Reduced factor VII synthesis (due to liver disease)

Increased consumption (in disseminated intravascular coagulation)

activated partial thromboplastin time (APTT) - this test measures the intrinsic system (also known as the contact activation pathway) factors VIII, IX, XI and XII as well as factors common to both systems (factors X, V, prothrombin and fibrinogen).

Note that the term partial is used for this screening test due to the absence of tissue factor from the reaction mixture.

abnormalities in APTT indicate an inhibition or deficiency of one or more of the following factors: XII, IX, VIII, XI, X, V, II, fibrinogen

Haemophilia

Other causes include:

  • Heparin use (or contamination of the sample)
  • Antiphospholipid antibody (especially lupus anticoagulant this leads to an increased propensity to thrombosis)

Notes:
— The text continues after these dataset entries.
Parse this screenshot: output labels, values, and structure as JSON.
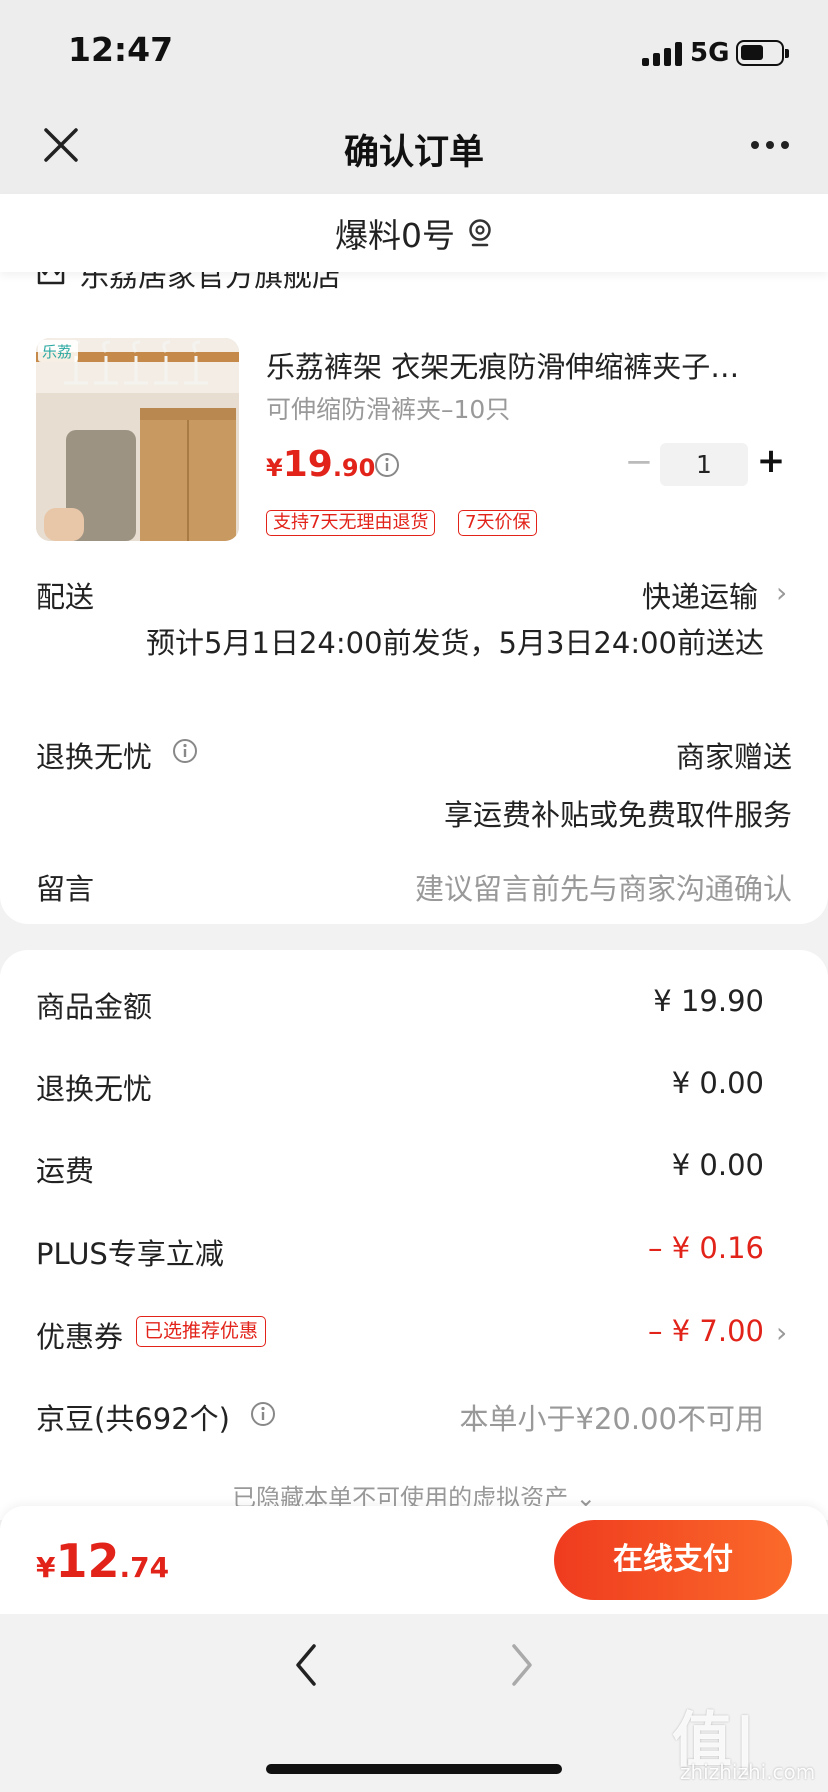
{
  "status_bar": {
    "time": "12:47",
    "network": "5G"
  },
  "nav": {
    "title": "确认订单"
  },
  "address": {
    "text": "爆料0号"
  },
  "shop": {
    "name": "乐荔居家官方旗舰店"
  },
  "product": {
    "thumbnail_brand": "乐荔",
    "title": "乐荔裤架 衣架无痕防滑伸缩裤夹子…",
    "spec": "可伸缩防滑裤夹–10只",
    "price_currency": "¥",
    "price_int": "19",
    "price_dec": ".90",
    "quantity": "1",
    "minus": "−",
    "plus": "+",
    "tags": [
      "支持7天无理由退货",
      "7天价保"
    ]
  },
  "delivery": {
    "label": "配送",
    "method": "快递运输",
    "estimate": "预计5月1日24:00前发货，5月3日24:00前送达"
  },
  "return_service": {
    "label": "退换无忧",
    "value": "商家赠送",
    "desc": "享运费补贴或免费取件服务"
  },
  "message": {
    "label": "留言",
    "placeholder": "建议留言前先与商家沟通确认"
  },
  "summary": {
    "goods_amount": {
      "label": "商品金额",
      "value": "¥ 19.90"
    },
    "return_fee": {
      "label": "退换无忧",
      "value": "¥ 0.00"
    },
    "shipping": {
      "label": "运费",
      "value": "¥ 0.00"
    },
    "plus_discount": {
      "label": "PLUS专享立减",
      "value": "– ¥ 0.16"
    },
    "coupon": {
      "label": "优惠券",
      "tag": "已选推荐优惠",
      "value": "– ¥ 7.00"
    },
    "jingdou": {
      "label": "京豆(共692个)",
      "value": "本单小于¥20.00不可用"
    },
    "hidden_assets": "已隐藏本单不可使用的虚拟资产 ⌄"
  },
  "pay_bar": {
    "total_currency": "¥",
    "total_int": "12",
    "total_dec": ".74",
    "pay_button": "在线支付"
  },
  "watermark": {
    "main": "值|值|值",
    "sub": "zhizhizhi.com"
  },
  "colors": {
    "accent": "#e2231a",
    "pay_gradient_start": "#ef3b1f",
    "pay_gradient_end": "#fb6a2a"
  }
}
  • if prolonged APTT
    • to distinguish the cause of the prolonged APTT then mixing studies are performed
      • the patient's plasma is mixed (initially at a 50:50 dilution) with normal plasma
        • if the abnormality persists then the sample is said to contain an "inhibitor" (either heparin, antiphospholipid antibodies or coagulation factor specific inhibitors)
        • if the abnormality corrects after the mixing study is performed then a factor deficiency is more likely
          • a prolonged APTT may be caused by deficiencies of factors VIII, IX, XI and XII and rarely von Willebrand factor (if causing a low factor VIII level)

Last reviewed 01/2018